To use a copyrighted product one must either use the fair use clause of copy right or receive approval from the copy right holder, this can be a long process. Copy right can be pretty obvious for something like a movie clip or song, but what about a painting? Obviously if it is the focus of a scene it should be cited and permission should be received to use it, but it gets a little tricky if it is in the background such as in the case of Ringgold v. Black Entertainment Television.
In this case Faith Ringgold sued BET, and HBO for there use of a poster of her work as a set decoration in the show ROC.
In the show a poster of Ringgold’s work Church Picnic is seen in a church but is never mentioned by any cast member or made the focus of the feature.
This case ended in BET,and HBO’s favor as it was decided that the use of the poster fell under fair use.
This case illustrates to me the need to be as careful as possible what goes on to your film, just because BET,and HBO won their court case doesn’t mean they didn’t have to pay the legal fees to defend themselves.
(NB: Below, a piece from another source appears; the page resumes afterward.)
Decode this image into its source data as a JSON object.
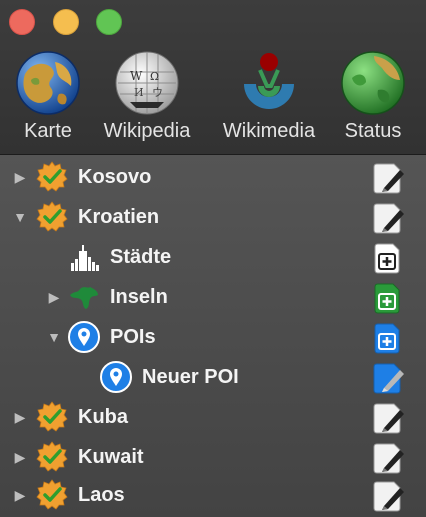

While legal fees for a major television network are probably just a drop in the bucket, for a independent filmmaker they could drain your budget and kill your film.